(Records contained in a dataset)
+ + + + + + +

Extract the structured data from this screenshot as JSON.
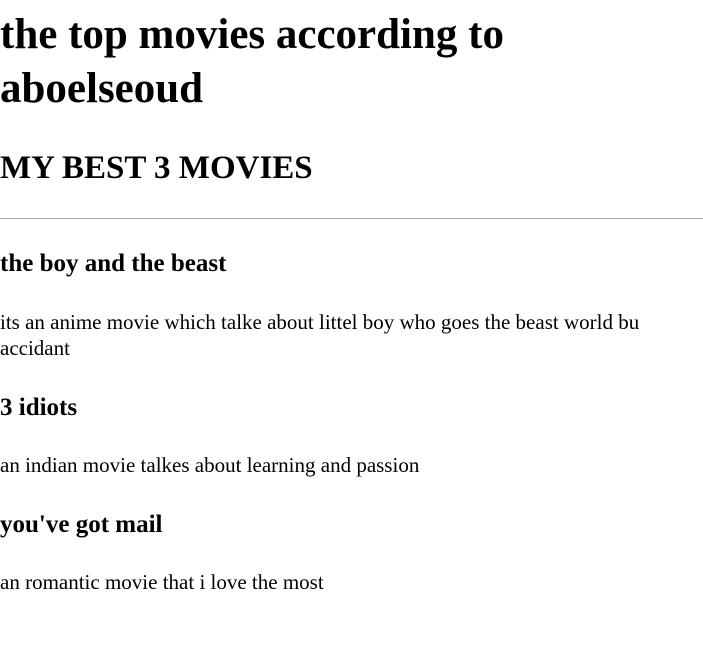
{
  "page": {
    "title": "the top movies according to aboelseoud",
    "subtitle": "MY BEST 3 MOVIES"
  },
  "movies": [
    {
      "name": "the boy and the beast",
      "description": "its an anime movie which talke about littel boy who goes the beast world bu accidant"
    },
    {
      "name": "3 idiots",
      "description": "an indian movie talkes about learning and passion"
    },
    {
      "name": "you've got mail",
      "description": "an romantic movie that i love the most"
    }
  ]
}
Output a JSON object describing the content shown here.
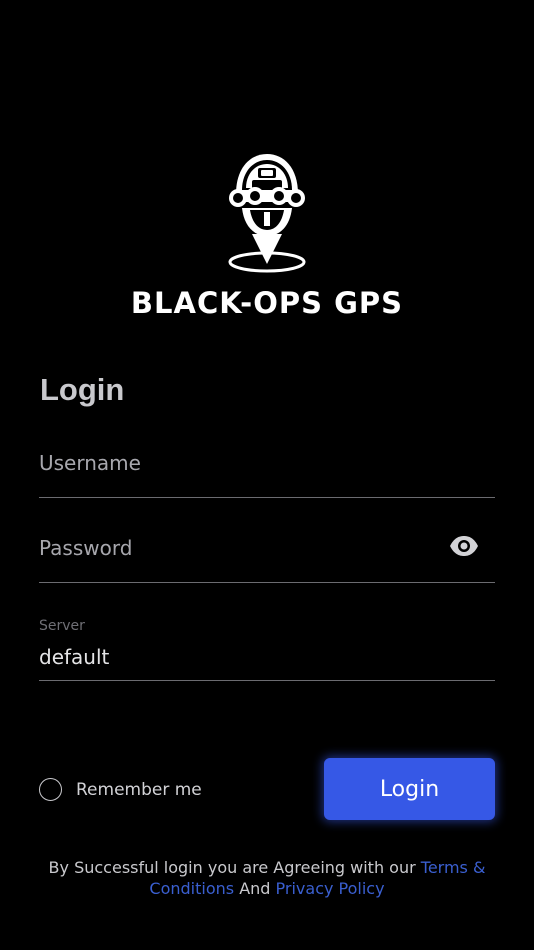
{
  "app": {
    "brand_name": "BLACK-OPS GPS",
    "logo_icon": "helmet-pin-logo-icon"
  },
  "form": {
    "heading": "Login",
    "username": {
      "placeholder": "Username",
      "value": ""
    },
    "password": {
      "placeholder": "Password",
      "value": "",
      "toggle_icon": "eye-icon"
    },
    "server": {
      "label": "Server",
      "value": "default"
    },
    "remember_label": "Remember me",
    "remember_checked": false,
    "submit_label": "Login"
  },
  "footer": {
    "prefix": "By Successful login you are Agreeing with our ",
    "terms_link": "Terms & Conditions",
    "joiner": " And ",
    "privacy_link": "Privacy Policy"
  },
  "colors": {
    "background": "#000000",
    "accent": "#3658e6",
    "link": "#3a5fd0",
    "heading": "#c9c9cd",
    "divider": "#6b6b70"
  }
}
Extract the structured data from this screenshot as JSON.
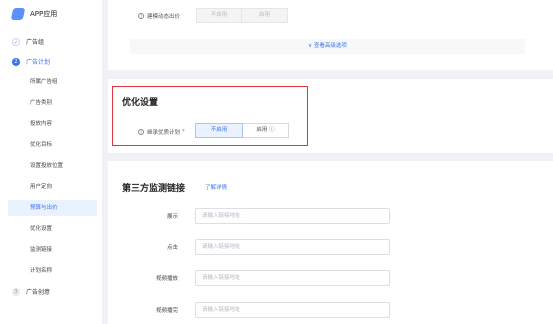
{
  "app": {
    "title": "APP应用"
  },
  "sidebar": {
    "steps": [
      {
        "label": "广告组",
        "num": "✓"
      },
      {
        "label": "广告计划",
        "num": "2"
      },
      {
        "label": "广告创意",
        "num": "3"
      }
    ],
    "sub_items": [
      "所属广告组",
      "广告类别",
      "投放内容",
      "优化目标",
      "设置投放位置",
      "用户定向",
      "预算与出价",
      "优化设置",
      "监测链接",
      "计划名称"
    ]
  },
  "bid_section": {
    "dynamic_bid_label": "建模动态出价",
    "options": [
      "不启用",
      "启用"
    ],
    "advanced_link": "∨ 查看高级选项"
  },
  "optimize_section": {
    "title": "优化设置",
    "field_label": "继承优质计划",
    "required_mark": "*",
    "options": [
      "不启用",
      "启用 ⓘ"
    ]
  },
  "monitor_section": {
    "title": "第三方监测链接",
    "detail_link": "了解详情",
    "fields": [
      {
        "label": "展示",
        "placeholder": "请输入链接地址"
      },
      {
        "label": "点击",
        "placeholder": "请输入链接地址"
      },
      {
        "label": "视频播放",
        "placeholder": "请输入链接地址"
      },
      {
        "label": "视频播完",
        "placeholder": "请输入链接地址"
      }
    ]
  },
  "colors": {
    "accent": "#3a73f0",
    "highlight": "#e2333f",
    "selected_bg": "#eaf1ff"
  }
}
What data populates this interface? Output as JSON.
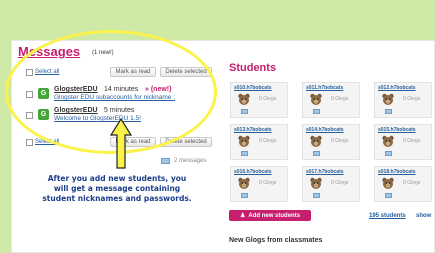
{
  "messages": {
    "title": "Messages",
    "new_count": "(1 new!)",
    "select_all": "Select all",
    "mark_as_read": "Mark as read",
    "delete_selected": "Delete selected",
    "count_text": "2 messages",
    "items": [
      {
        "sender": "GlogsterEDU",
        "time": "14 minutes",
        "new_flag": "» (new!)",
        "subject": "Glogster EDU subaccounts for nickname :"
      },
      {
        "sender": "GlogsterEDU",
        "time": "5 minutes",
        "new_flag": "",
        "subject": "Welcome to GlogsterEDU 1.5!"
      }
    ]
  },
  "annotation": "After you add new students, you will get a message containing student nicknames and passwords.",
  "students": {
    "title": "Students",
    "cards": [
      {
        "name": "s010.h7bobcats",
        "glogs": "0 Glogs"
      },
      {
        "name": "s011.h7bobcats",
        "glogs": "0 Glogs"
      },
      {
        "name": "s012.h7bobcats",
        "glogs": "0 Glogs"
      },
      {
        "name": "s013.h7bobcats",
        "glogs": "0 Glogs"
      },
      {
        "name": "s014.h7bobcats",
        "glogs": "0 Glogs"
      },
      {
        "name": "s015.h7bobcats",
        "glogs": "0 Glogs"
      },
      {
        "name": "s016.h7bobcats",
        "glogs": "0 Glogs"
      },
      {
        "name": "s017.h7bobcats",
        "glogs": "0 Glogs"
      },
      {
        "name": "s018.h7bobcats",
        "glogs": "0 Glogs"
      }
    ],
    "add_button": "Add new students",
    "count_link": "195 students",
    "show_link": "show"
  },
  "new_glogs_title": "New Glogs from classmates",
  "colors": {
    "accent": "#c51f6e",
    "link": "#245f9e",
    "highlight": "#fbf24a",
    "background": "#cfe9a6"
  }
}
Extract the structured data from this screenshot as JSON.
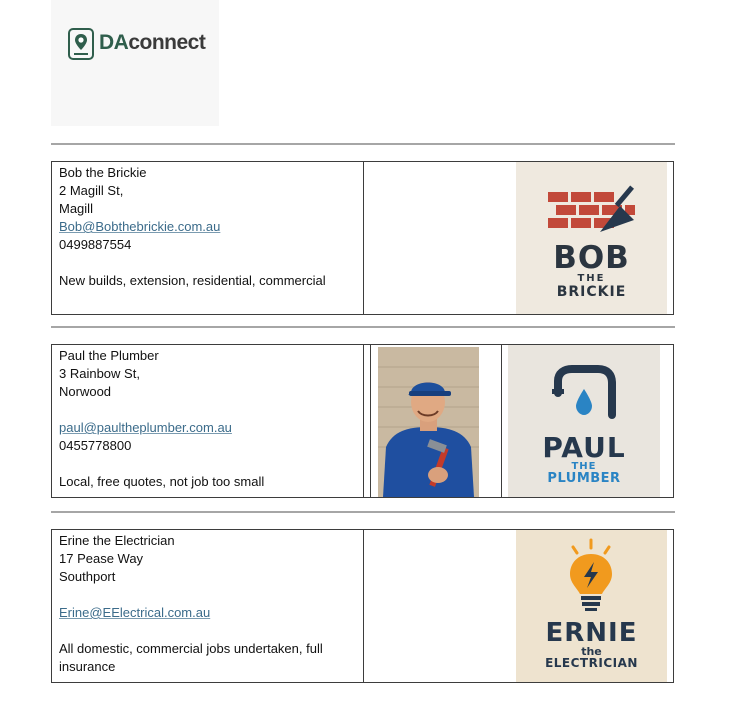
{
  "header": {
    "brand_prefix": "DA",
    "brand_suffix": "connect"
  },
  "listings": [
    {
      "name": "Bob the Brickie",
      "address_line1": "2 Magill St,",
      "address_line2": "Magill",
      "email": "Bob@Bobthebrickie.com.au",
      "phone": "0499887554",
      "description": "New builds, extension, residential, commercial",
      "logo": {
        "big": "BOB",
        "small1": "THE",
        "small2": "BRICKIE",
        "icon": "brick-trowel-icon"
      }
    },
    {
      "name": "Paul the Plumber",
      "address_line1": "3 Rainbow St,",
      "address_line2": "Norwood",
      "email": "paul@paultheplumber.com.au",
      "phone": "0455778800",
      "description": "Local, free quotes, not job too small",
      "logo": {
        "big": "PAUL",
        "small1": "THE",
        "small2": "PLUMBER",
        "icon": "pipe-drop-icon"
      },
      "photo": "plumber-portrait-photo"
    },
    {
      "name": "Erine the Electrician",
      "address_line1": "17 Pease Way",
      "address_line2": "Southport",
      "email": "Erine@EElectrical.com.au",
      "description": "All domestic, commercial jobs undertaken, full insurance",
      "logo": {
        "big": "ERNIE",
        "small1": "the",
        "small2": "ELECTRICIAN",
        "icon": "lightbulb-bolt-icon"
      }
    }
  ],
  "colors": {
    "brand_green": "#2f5e4c",
    "link": "#3b6b8a",
    "brick_red": "#c2493a",
    "navy": "#26384d",
    "plumber_blue": "#2a84c4",
    "bulb_orange": "#f19a1e"
  }
}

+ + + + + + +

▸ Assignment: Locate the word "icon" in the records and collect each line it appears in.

▸ Worked solution:
    "logo_icon": "helmet-pin-logo-icon"
      "toggle_icon": "eye-icon"
        "icon": "brick-trowel-icon"
        "icon": "pipe-drop-icon"
        "icon": "lightbulb-bolt-icon"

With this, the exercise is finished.